> _Activity_
All lines in the entries below that hold "JSON" make up the answer.
Source material START
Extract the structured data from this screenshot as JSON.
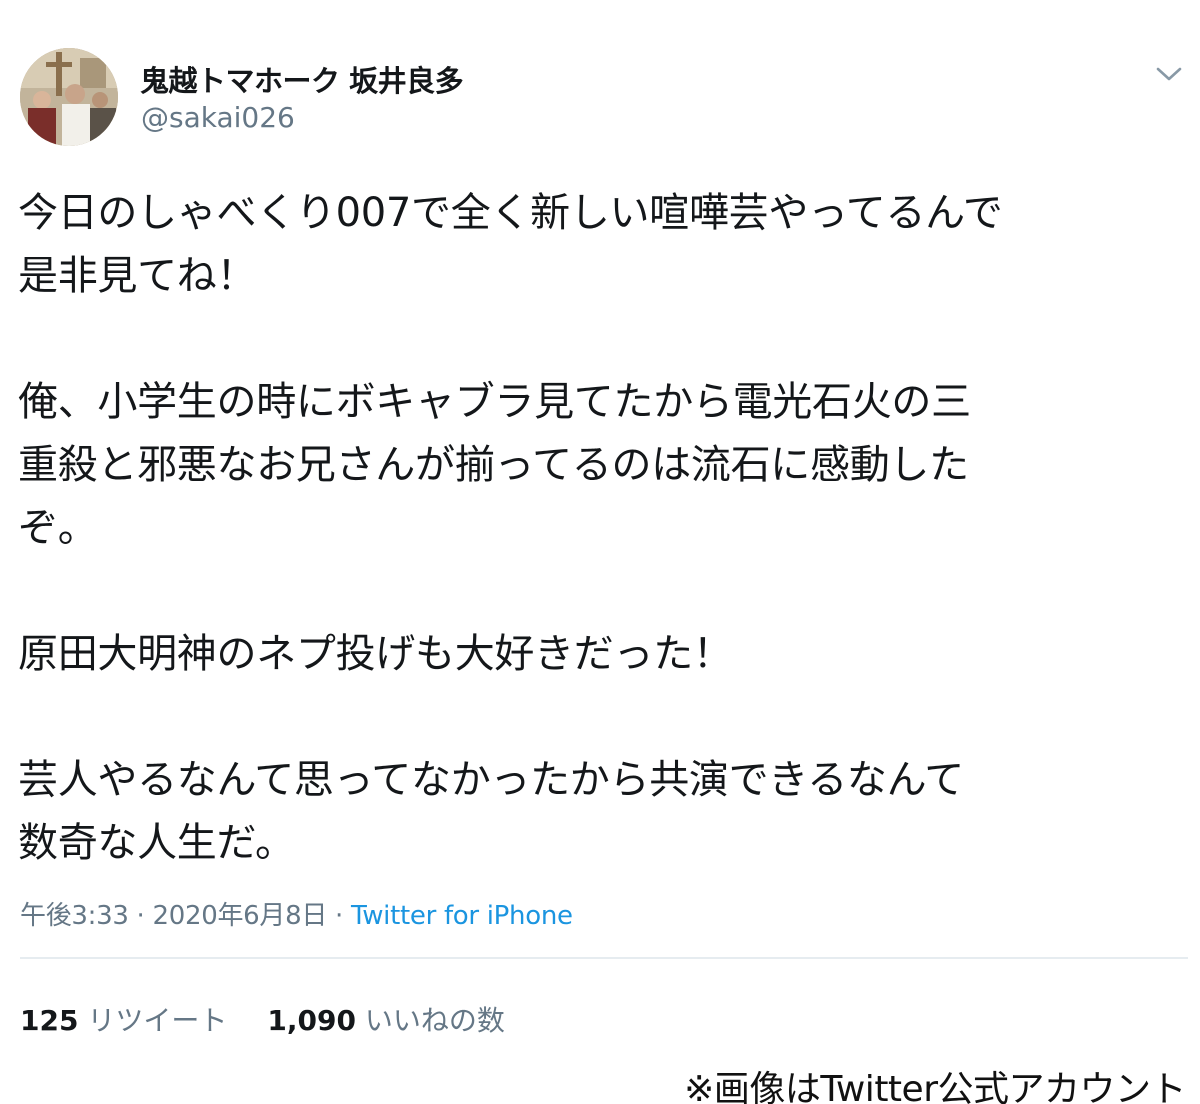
{
  "tweet": {
    "display_name": "鬼越トマホーク 坂井良多",
    "handle": "@sakai026",
    "paragraphs": [
      "今日のしゃべくり007で全く新しい喧嘩芸やってるんで\n是非見てね！",
      "俺、小学生の時にボキャブラ見てたから電光石火の三\n重殺と邪悪なお兄さんが揃ってるのは流石に感動した\nぞ。",
      "原田大明神のネプ投げも大好きだった！",
      "芸人やるなんて思ってなかったから共演できるなんて\n数奇な人生だ。"
    ],
    "time_date": "午後3:33 · 2020年6月8日 · ",
    "source": "Twitter for iPhone",
    "retweet_count": "125",
    "retweet_label": "リツイート",
    "like_count": "1,090",
    "like_label": "いいねの数",
    "menu_icon": "chevron-down-icon"
  },
  "credit": "※画像はTwitter公式アカウント",
  "colors": {
    "text": "#14171a",
    "secondary": "#657786",
    "link": "#1b95e0",
    "divider": "#e6ecf0"
  }
}
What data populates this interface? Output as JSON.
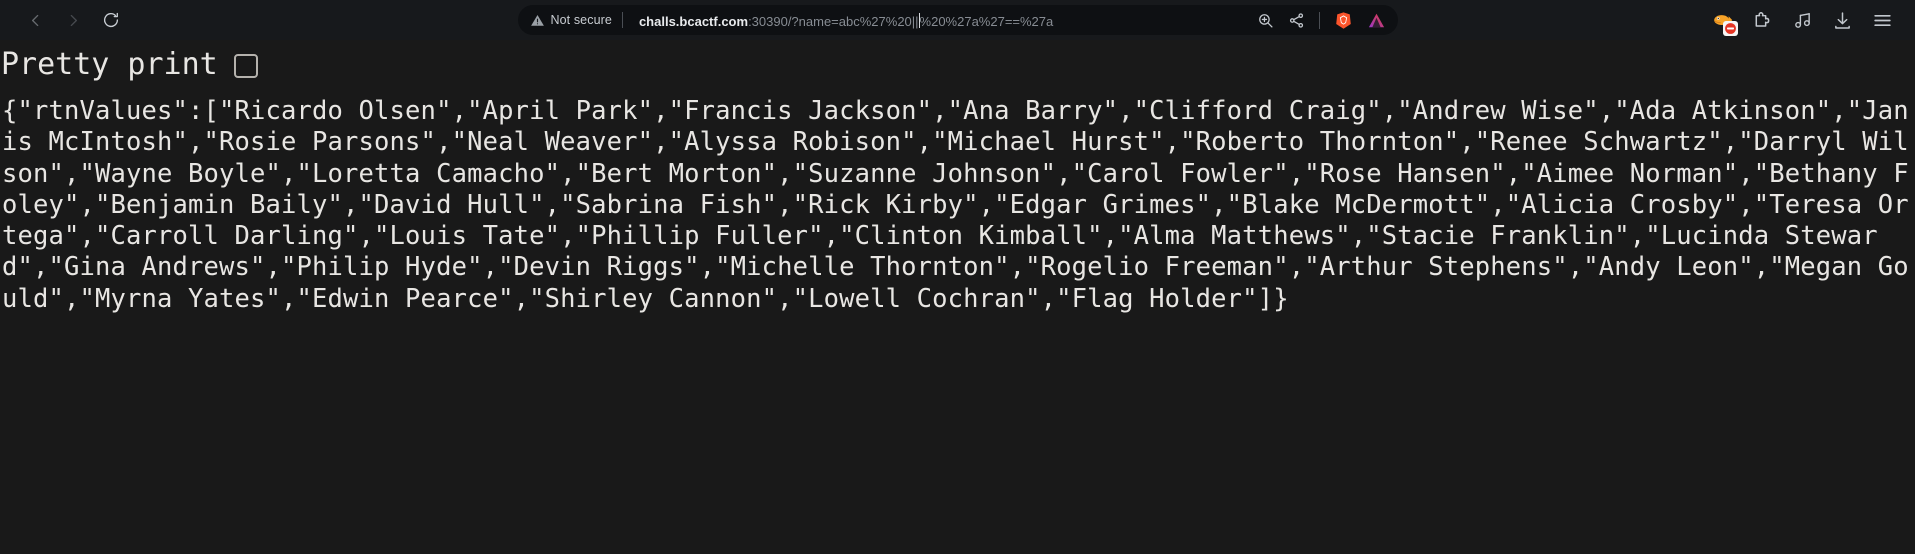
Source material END
> _Response to this task_
Extract the structured data from this screenshot as JSON.
What data populates this interface? Output as JSON.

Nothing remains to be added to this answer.